What is something readers may be surprised to learn about you?
That I’m a very good athlete and have played sports all my life baseball and basketball are my favorites. I love traveling and visiting new places and have done so extensively. I hope to do more soon. Oh, I wrote another Pain and Gain Book, its coming out this week.
Anything else you would like to share?
That we should be thankful for all the blessings we receive everyday, no matter how small. Life is what we make of it, so it’s really up to you.
Thank you so much for your time!
Marc Schiller was born in Buenos Aires, Argentina immigrating to Brooklyn, NY with his parents when he was seven years old. An early entrepreneur, he started several small businesses by the age of nine. He attended high school in Brooklyn, participating in sports and was member of the school’s track team.
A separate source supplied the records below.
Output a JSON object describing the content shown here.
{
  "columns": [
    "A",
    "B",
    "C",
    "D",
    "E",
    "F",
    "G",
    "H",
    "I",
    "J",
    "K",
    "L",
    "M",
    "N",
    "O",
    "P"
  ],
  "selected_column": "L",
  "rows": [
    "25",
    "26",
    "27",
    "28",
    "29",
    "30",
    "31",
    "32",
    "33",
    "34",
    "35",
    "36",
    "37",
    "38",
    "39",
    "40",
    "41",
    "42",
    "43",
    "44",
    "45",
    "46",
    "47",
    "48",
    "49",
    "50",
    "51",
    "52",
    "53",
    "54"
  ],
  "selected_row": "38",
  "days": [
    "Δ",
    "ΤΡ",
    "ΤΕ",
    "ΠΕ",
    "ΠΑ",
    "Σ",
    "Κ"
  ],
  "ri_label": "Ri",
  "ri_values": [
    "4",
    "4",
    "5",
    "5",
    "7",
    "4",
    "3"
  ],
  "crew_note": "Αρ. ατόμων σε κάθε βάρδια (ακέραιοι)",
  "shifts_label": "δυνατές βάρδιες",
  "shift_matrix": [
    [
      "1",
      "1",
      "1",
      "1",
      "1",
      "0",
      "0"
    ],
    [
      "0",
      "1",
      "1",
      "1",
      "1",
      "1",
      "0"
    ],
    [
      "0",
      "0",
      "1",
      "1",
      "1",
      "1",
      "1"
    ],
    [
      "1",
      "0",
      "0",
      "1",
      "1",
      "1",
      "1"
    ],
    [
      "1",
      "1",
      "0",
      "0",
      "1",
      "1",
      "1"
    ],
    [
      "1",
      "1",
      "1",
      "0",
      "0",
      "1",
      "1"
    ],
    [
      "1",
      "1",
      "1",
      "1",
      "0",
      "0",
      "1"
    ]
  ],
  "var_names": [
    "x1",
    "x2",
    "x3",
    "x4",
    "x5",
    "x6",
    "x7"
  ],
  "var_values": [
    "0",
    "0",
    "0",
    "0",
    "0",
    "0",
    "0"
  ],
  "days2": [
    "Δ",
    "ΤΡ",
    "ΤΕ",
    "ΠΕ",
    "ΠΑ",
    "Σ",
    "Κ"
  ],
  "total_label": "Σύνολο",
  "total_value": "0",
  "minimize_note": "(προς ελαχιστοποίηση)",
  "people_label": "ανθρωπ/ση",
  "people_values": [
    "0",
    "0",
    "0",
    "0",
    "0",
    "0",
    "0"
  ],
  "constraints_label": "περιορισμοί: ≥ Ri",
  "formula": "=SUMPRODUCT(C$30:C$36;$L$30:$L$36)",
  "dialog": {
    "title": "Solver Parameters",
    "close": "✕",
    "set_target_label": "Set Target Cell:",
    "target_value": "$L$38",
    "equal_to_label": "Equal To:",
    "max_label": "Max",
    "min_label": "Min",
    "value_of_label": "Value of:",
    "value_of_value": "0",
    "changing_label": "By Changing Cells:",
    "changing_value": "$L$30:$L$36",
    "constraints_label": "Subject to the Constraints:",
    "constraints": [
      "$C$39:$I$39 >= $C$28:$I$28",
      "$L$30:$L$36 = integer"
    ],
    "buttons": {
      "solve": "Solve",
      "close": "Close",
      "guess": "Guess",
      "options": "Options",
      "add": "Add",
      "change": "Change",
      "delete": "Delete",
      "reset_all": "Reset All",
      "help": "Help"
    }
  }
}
Marc received a bachelor’s degree in accounting from the University of Wisconsin-Milwaukee and a MBA from Benedictine University. Marc has had a long and diversified career both as a professional and entrepreneur. His professional career has spanned the U.S. as well as internationally. On an entrepreneurial level, Marc Schiller has launched several successful businesses including two accounting practices both in Miami and Houston, a delicatessen in Miami and an options and stock trading company.
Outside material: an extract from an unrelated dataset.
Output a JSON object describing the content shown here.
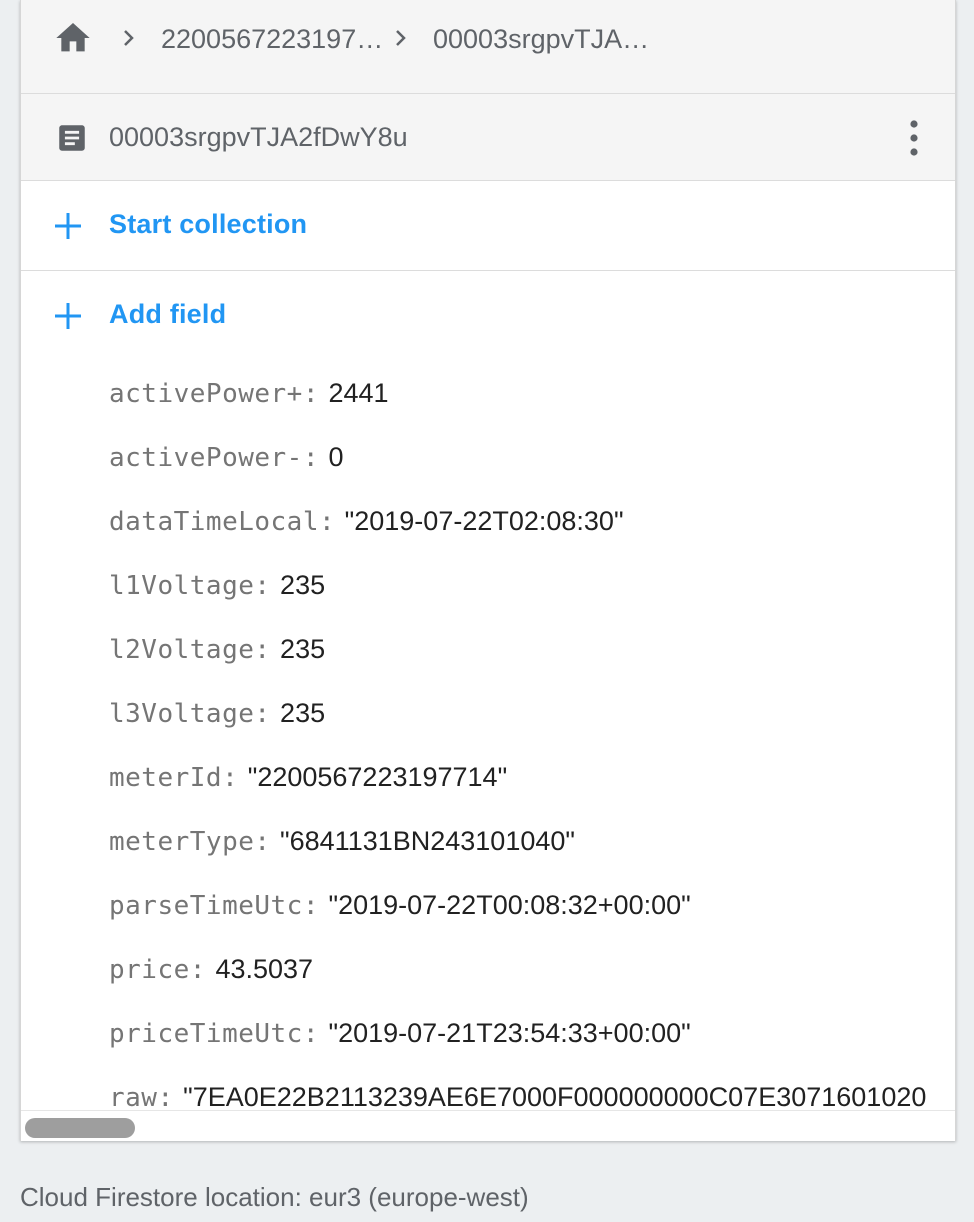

Marc Schiller currently works as an accounting and tax resolution specialist for a national tax resolution company. He has two grown children: his son graduated from the University of Colorado-Boulder with a degree in economics and his daughter currently attends Loyola Marymount University in California.
‘Pain and Gain – The Untold True Story’ is Marc Schiller’s first literary publication.
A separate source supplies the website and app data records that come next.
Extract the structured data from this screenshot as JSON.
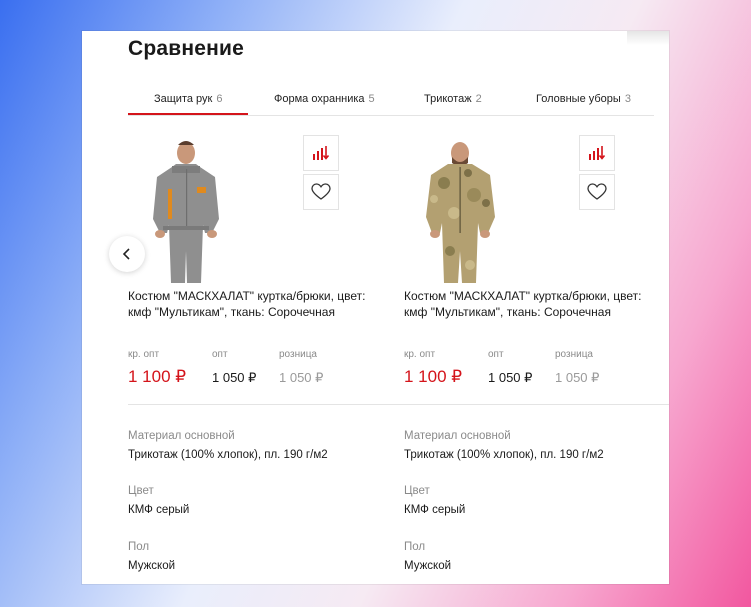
{
  "page": {
    "title": "Сравнение"
  },
  "tabs": [
    {
      "label": "Защита рук",
      "count": "6"
    },
    {
      "label": "Форма охранника",
      "count": "5"
    },
    {
      "label": "Трикотаж",
      "count": "2"
    },
    {
      "label": "Головные уборы",
      "count": "3"
    }
  ],
  "colors": {
    "accent": "#d4141b"
  },
  "products": [
    {
      "name": "Костюм \"МАСКХАЛАТ\" куртка/брюки, цвет: кмф \"Мультикам\", ткань: Сорочечная",
      "price_labels": [
        "кр. опт",
        "опт",
        "розница"
      ],
      "prices": [
        "1 100 ₽",
        "1 050 ₽",
        "1 050 ₽"
      ]
    },
    {
      "name": "Костюм \"МАСКХАЛАТ\" куртка/брюки, цвет: кмф \"Мультикам\", ткань: Сорочечная",
      "price_labels": [
        "кр. опт",
        "опт",
        "розница"
      ],
      "prices": [
        "1 100 ₽",
        "1 050 ₽",
        "1 050 ₽"
      ]
    }
  ],
  "attributes": [
    {
      "label": "Материал основной",
      "values": [
        "Трикотаж (100% хлопок), пл. 190 г/м2",
        "Трикотаж (100% хлопок), пл. 190 г/м2"
      ]
    },
    {
      "label": "Цвет",
      "values": [
        "КМФ серый",
        "КМФ серый"
      ]
    },
    {
      "label": "Пол",
      "values": [
        "Мужской",
        "Мужской"
      ]
    }
  ]
}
Date Published: 1/25/13
‘Pain and Gain – The Untold True Story’ is a gripping memoir that tells the true story behind the Paramount film Pain and Gain. Written by the real Sun Gym Gang victim, Marc Schiller, ‘Pain and Gain – The Untold True Story’ will take readers on an adrenaline rush with a shocking ending.
This is the untold true story of one citizen’s pointless torture and month-long captivity. The story, formerly mistold if not utterly overlooked, has been made into a feature film. Even as a dark comedy, there is little amusement to be found in human suffering. The sick and twisted minds of Mr. Schiller’s captors would be fodder for the Darwin Awards if the results were not so alarmingly inhumane. Physical, mental and emotional torture, as well as sensory deprivation and starvation, the prisoner of war like conditions differed only in the fact that Mr. Schiller was completely alone during his extended stay at the warehouse he refers to as Hotel Hell. An early victim of identity theft in the years following Hurricane Andrew in Miami, Mr. Schiller chronicles his story in tortuous detail. His humiliation, pain and suffering at the hands of these perverted social misfits is a shocking revelation.
What is it like to be imprisoned in near dungeon-like conditions? All this mayhem on American soil toward the end of the last millennium.
Greed, lust for power and the desire to inflict pain and misery were the apparent motivating forces behind this gruesome incident.
Truly a harrowing tale and one that you won’t soon forget.